Exercise prompt:
Throughout the listing below, show every line in which "title" occurs.
····················
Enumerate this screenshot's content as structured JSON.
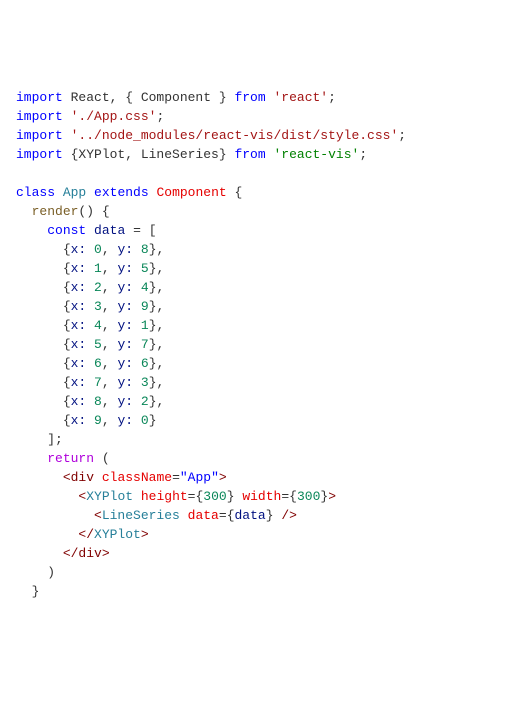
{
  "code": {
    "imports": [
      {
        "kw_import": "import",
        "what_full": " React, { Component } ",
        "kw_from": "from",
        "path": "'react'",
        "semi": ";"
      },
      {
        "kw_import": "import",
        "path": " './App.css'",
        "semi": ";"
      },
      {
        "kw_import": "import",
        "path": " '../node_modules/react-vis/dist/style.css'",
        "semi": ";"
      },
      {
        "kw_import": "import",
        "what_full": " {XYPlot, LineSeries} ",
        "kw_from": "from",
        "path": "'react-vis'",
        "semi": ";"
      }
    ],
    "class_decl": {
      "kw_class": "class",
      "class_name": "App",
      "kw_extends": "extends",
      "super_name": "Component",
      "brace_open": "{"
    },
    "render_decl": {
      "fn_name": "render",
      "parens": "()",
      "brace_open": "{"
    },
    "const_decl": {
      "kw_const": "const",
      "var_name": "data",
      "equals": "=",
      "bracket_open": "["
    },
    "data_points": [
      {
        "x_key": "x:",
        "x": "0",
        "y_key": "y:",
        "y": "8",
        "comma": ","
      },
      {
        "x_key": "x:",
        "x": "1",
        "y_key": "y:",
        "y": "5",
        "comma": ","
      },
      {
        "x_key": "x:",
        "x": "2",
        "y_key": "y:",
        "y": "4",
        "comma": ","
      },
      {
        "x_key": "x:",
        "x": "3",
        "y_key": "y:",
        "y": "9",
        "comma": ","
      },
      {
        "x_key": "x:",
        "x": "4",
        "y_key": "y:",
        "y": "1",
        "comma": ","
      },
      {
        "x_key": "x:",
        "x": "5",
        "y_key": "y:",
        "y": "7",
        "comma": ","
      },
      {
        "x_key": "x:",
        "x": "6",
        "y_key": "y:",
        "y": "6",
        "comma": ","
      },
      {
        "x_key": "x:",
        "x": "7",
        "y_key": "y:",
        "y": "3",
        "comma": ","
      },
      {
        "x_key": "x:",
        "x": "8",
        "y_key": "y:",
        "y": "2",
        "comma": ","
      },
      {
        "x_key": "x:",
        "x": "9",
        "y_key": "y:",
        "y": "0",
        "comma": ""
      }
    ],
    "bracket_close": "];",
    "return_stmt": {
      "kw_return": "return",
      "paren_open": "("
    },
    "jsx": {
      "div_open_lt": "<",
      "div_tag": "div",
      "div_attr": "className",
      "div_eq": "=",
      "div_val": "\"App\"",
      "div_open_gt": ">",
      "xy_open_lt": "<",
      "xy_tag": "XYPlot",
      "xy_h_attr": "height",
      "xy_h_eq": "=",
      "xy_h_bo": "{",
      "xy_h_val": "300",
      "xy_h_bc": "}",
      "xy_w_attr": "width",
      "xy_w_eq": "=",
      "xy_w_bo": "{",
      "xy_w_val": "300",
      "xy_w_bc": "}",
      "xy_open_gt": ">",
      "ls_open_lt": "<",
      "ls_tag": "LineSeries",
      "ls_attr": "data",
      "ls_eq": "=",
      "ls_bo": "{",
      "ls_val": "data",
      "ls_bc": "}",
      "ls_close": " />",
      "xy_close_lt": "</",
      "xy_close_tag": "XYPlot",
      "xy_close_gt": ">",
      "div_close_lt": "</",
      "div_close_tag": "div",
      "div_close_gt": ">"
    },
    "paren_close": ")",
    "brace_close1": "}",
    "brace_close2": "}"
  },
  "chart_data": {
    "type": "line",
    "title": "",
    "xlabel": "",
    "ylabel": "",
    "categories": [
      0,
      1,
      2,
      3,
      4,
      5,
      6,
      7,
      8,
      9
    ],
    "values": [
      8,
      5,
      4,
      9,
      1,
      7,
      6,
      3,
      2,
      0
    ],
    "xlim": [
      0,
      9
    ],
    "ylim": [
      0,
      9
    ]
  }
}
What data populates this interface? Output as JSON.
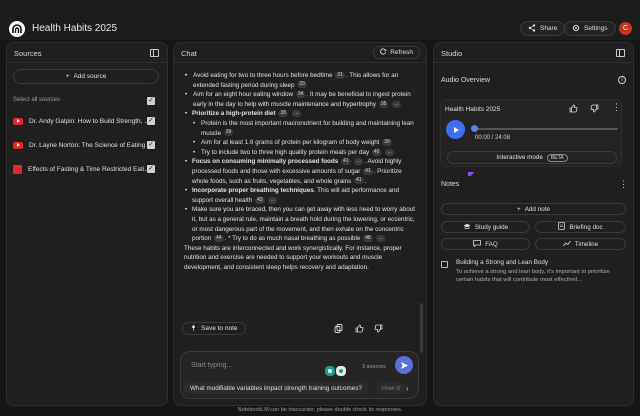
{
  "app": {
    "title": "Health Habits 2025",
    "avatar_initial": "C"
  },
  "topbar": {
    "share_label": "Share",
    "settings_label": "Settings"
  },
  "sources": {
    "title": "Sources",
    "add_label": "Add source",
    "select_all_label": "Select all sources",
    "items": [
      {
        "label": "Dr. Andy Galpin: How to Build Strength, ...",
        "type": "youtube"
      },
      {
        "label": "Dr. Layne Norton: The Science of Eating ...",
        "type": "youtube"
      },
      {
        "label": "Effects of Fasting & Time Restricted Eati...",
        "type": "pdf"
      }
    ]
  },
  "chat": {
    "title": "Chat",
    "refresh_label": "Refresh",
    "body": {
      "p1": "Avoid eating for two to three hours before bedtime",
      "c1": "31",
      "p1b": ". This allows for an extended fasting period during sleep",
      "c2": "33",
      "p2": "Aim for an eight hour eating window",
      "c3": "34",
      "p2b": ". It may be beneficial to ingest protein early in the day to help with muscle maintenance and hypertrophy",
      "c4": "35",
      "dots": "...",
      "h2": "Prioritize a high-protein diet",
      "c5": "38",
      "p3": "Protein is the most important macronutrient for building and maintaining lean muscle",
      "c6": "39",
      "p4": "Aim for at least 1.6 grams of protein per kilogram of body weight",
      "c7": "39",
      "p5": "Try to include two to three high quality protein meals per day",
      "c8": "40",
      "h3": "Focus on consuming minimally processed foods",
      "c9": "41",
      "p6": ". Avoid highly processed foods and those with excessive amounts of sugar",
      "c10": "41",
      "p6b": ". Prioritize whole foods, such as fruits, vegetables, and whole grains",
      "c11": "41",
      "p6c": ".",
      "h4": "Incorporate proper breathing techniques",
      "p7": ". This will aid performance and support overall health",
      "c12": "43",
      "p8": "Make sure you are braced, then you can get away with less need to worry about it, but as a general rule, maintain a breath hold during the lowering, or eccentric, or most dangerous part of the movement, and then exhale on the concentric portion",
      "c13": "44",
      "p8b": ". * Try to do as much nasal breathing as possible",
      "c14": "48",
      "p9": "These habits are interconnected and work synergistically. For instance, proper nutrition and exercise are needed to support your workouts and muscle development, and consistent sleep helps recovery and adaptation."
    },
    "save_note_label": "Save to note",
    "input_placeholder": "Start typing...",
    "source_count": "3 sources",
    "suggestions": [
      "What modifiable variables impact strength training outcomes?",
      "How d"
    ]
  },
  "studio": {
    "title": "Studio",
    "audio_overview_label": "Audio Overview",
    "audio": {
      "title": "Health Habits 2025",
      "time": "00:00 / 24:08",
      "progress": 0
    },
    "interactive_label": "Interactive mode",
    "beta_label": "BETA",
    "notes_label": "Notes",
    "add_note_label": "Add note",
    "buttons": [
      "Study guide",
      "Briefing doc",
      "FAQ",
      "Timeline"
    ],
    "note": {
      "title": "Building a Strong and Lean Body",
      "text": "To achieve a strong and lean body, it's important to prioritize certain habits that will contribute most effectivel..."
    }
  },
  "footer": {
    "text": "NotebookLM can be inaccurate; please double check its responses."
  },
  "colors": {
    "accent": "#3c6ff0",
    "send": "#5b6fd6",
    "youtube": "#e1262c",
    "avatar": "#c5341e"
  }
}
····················
Expected answer:
    "title": "",
    "title": "Health Habits 2025",
    "title": "Sources",
    "title": "Chat",
    "title": "Studio",
      "title": "Health Habits 2025",
      "title": "Building a Strong and Lean Body",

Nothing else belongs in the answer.